There are 4 types of coconut palms; Tall, Dwarf, compact dwarf and semi-tall and at least 400 varieties.
SPROUTING THE SEED:
Stick it in moist soil – half buried – for a month or two and if a shoot doesn’t emerge then it is a sterile seed. The coconut has 3 lobes- the side that has the 2 biggest ones faces the sky. Average temperature needs to be 75 degrees minimum.
All Talls need to be planted in well-drained soil for optimum growth. The soil should be sandy-loamy and alkaline which is the beach/cayes environment. It is always best in the long run to plant palms where they grow naturally otherwise you will spend a lot of time and money trying to make something thrive in an environment that it does not like.
Because the Tall is so well adapted to the ocean side environment, it really needs very little planting attention. The first thing to emerge from the seed nut is the shoot at which time the nut should be buried so that the top 1/3 is exposed above the sand with the shoot pointing skywards.
The tap root will then emerge from the bottom and keep growing downwards until it finds a source of water. While the tap root is going down, fine feeder roots sprout laterally. The nice thing about a coconut is that it has its own built in food and water supply for the first 3-4 months so you do not have to water the seedlings until then. It is best to plant the seedlings in the dry season so that by the time the roots are established and the Internal food source is exhausted, the rainy season has started.

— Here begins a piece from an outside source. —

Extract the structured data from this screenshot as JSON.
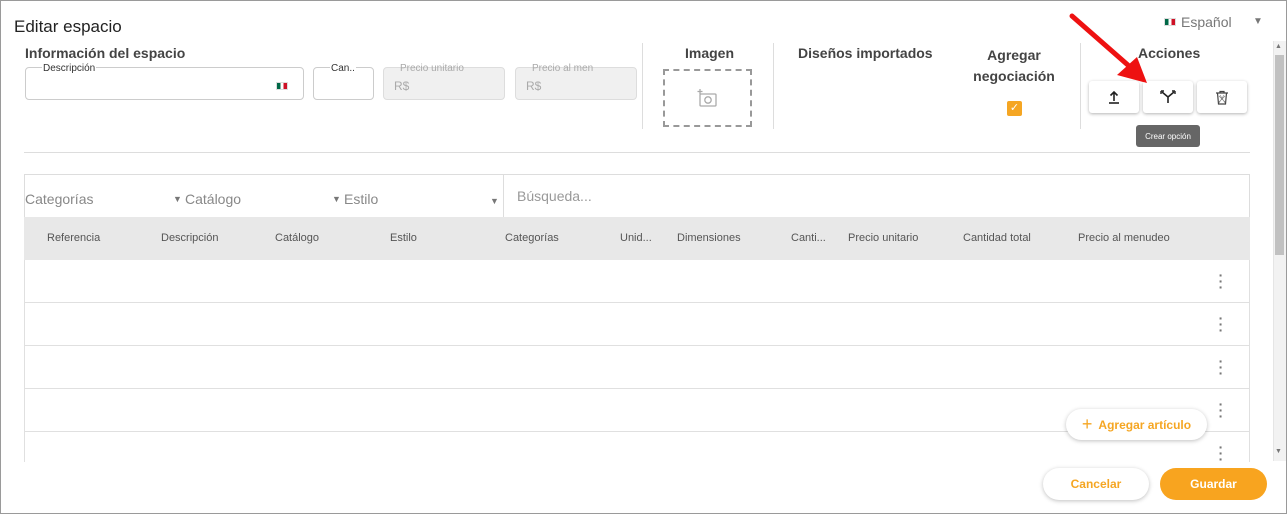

All coconut palms love the sun and heat. Seed nuts will have a higher germination rate in higher temperatures and the seedlings will grow faster also. Everyone loves the picture postcard palms with the curvy trunks and the reason why the palms do that is because they are competing for direct sunlight. A trick to use while planting is to place a seedling in a shaded area where it will have to grow out and away from the shade to get direct sunlight. You can also plant a group of 3 to 6 coconuts in a circle with a 10ft diameter and in 8 years you can have a great place to sling a hammock.
The commercial planting spacing for a Tall is 35ft apart.
The MayPan was originally developed as a commercial solution for the copra business. It produces lots of large nuts at an early stage of development and does not get as tall as fast as the ‘Tall’ variety, which makes it easier to harvest. By coincidence, it was found to be approximately 85% resistant to Lethal Yellowing so that is why this is the most popular hybrid for replanting – not because it grows faster.
The MayPan is half Malaya Dwarf which means that there is a genetic element to the palm that does not like the beach/cayes environment. My personal observations in Belize on Maypans that have been planted in the last 10 years on the cayes, show that in general they do not grow well or in some cases do not grow at all without attention to planting and fertilizing.
When getting started, MayPans need more water and more nutrients than are available naturally in the cayes environment. If you ask 5 agronomists on how to plant and fertilize these palms, you will get 5 different answers, however, they will all agree that the commercial planting spacing for a MayPan is 25ft apart.
Here is how I would plant my MayPan:
- dig a hole about 3 ft deep by 3 ft wide
- take 200 lbs of sifted loamy topsoil and mix with some of the sand from the hole – maybe 1/3 sand and 2/3 dirt.
- fill the hole 1/3 full and water it down and then do the next 1/3 and water and then the final 1/3 and water again.
- Plant the seedling with the top 1/3 of the nut exposed.
- If the seedling just has a small shoot and it is in a very hot time of the year, I will make a loosely woven shade above it to protect it from the sun for the first couple of months.
- After 3 months I will water it once a week
- After 6 months I will fertilize it with a quarter pound of granular fertilizer with as close a ratio to 20-10-20 as possible with 5% trace elements. I will sprinkle the fertilizer evenly about one foot from the nut and repeat this application every 3 months.
- As the palm gets bigger I will increase the quantity of fertilizer and spread the granules farther from the trunk to stimulate lateral root growth which should help increase the palms resistance to high winds.
- When the palm is mature I won’t water it anymore and I will spread the fertilizer at the same distance from the trunk as the longest frond extends from the trunk. (edge of the shadow line when the sun is straight above the palm)
PLANTING MALAYA DWARFS:
I do not recommend planting true Dwarfs on the cayes unless you want to go through the same procedure as with the Maypan. Even then, the palm will suffer from excess salt and winds. It is best to plant these palms in a more protected fertile environment such as on the mainland.
SOME “DO NOT’S”:
-Do not prune the green fronds on the palm. The mature fronds are at the 9 o’clock and 3 o’clock position which produce the most needed sugars for the plant. Prune the lower fronds once they have gone from green to yellow or brown. Also a pruning wound is the strongest attractant for the palm weevil.
-Do not cut out the green nuts as the palm stores a lot of its food reserves in them. If one is afraid of coconuts falling on one’s head then wear a hardhat.
-Do not mix concrete close to a palm tree or dump chemicals near the root system. Coconut palms are in the grass family and are very sensitive to harsh chemicals.
-Plant coconuts everywhere – they are the symbol of the Caribbean!
-Take Lethal Yellowing seriously!